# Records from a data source
--------------------

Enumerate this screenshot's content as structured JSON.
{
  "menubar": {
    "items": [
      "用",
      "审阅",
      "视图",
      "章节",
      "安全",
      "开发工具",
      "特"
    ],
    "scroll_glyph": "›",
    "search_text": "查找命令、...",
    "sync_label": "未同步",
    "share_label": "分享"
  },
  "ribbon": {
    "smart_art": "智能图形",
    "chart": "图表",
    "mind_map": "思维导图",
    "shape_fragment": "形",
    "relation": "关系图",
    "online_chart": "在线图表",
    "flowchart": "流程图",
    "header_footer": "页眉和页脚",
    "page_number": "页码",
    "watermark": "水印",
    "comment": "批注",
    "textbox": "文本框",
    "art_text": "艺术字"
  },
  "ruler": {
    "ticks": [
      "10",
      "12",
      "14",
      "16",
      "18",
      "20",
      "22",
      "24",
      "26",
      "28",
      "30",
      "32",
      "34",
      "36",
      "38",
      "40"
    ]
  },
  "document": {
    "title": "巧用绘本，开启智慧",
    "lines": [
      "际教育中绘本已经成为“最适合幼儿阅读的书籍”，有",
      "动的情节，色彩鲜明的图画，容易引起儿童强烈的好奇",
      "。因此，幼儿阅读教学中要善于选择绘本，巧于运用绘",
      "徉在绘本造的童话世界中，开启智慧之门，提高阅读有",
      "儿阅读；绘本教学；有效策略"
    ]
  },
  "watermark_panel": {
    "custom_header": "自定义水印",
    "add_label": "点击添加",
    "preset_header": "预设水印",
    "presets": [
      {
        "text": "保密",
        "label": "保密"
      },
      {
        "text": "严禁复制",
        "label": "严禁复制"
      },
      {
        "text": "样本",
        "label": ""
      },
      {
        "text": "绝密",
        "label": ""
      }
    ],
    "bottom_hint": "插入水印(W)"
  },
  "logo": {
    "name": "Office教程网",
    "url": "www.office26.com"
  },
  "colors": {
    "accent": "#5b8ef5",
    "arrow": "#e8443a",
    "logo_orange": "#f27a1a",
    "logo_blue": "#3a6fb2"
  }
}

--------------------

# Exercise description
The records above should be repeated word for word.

# Written answer
Enumerate this screenshot's content as structured JSON.
{
  "menubar": {
    "items": [
      "用",
      "审阅",
      "视图",
      "章节",
      "安全",
      "开发工具",
      "特"
    ],
    "scroll_glyph": "›",
    "search_text": "查找命令、...",
    "sync_label": "未同步",
    "share_label": "分享"
  },
  "ribbon": {
    "smart_art": "智能图形",
    "chart": "图表",
    "mind_map": "思维导图",
    "shape_fragment": "形",
    "relation": "关系图",
    "online_chart": "在线图表",
    "flowchart": "流程图",
    "header_footer": "页眉和页脚",
    "page_number": "页码",
    "watermark": "水印",
    "comment": "批注",
    "textbox": "文本框",
    "art_text": "艺术字"
  },
  "ruler": {
    "ticks": [
      "10",
      "12",
      "14",
      "16",
      "18",
      "20",
      "22",
      "24",
      "26",
      "28",
      "30",
      "32",
      "34",
      "36",
      "38",
      "40"
    ]
  },
  "document": {
    "title": "巧用绘本，开启智慧",
    "lines": [
      "际教育中绘本已经成为“最适合幼儿阅读的书籍”，有",
      "动的情节，色彩鲜明的图画，容易引起儿童强烈的好奇",
      "。因此，幼儿阅读教学中要善于选择绘本，巧于运用绘",
      "徉在绘本造的童话世界中，开启智慧之门，提高阅读有",
      "儿阅读；绘本教学；有效策略"
    ]
  },
  "watermark_panel": {
    "custom_header": "自定义水印",
    "add_label": "点击添加",
    "preset_header": "预设水印",
    "presets": [
      {
        "text": "保密",
        "label": "保密"
      },
      {
        "text": "严禁复制",
        "label": "严禁复制"
      },
      {
        "text": "样本",
        "label": ""
      },
      {
        "text": "绝密",
        "label": ""
      }
    ],
    "bottom_hint": "插入水印(W)"
  },
  "logo": {
    "name": "Office教程网",
    "url": "www.office26.com"
  },
  "colors": {
    "accent": "#5b8ef5",
    "arrow": "#e8443a",
    "logo_orange": "#f27a1a",
    "logo_blue": "#3a6fb2"
  }
}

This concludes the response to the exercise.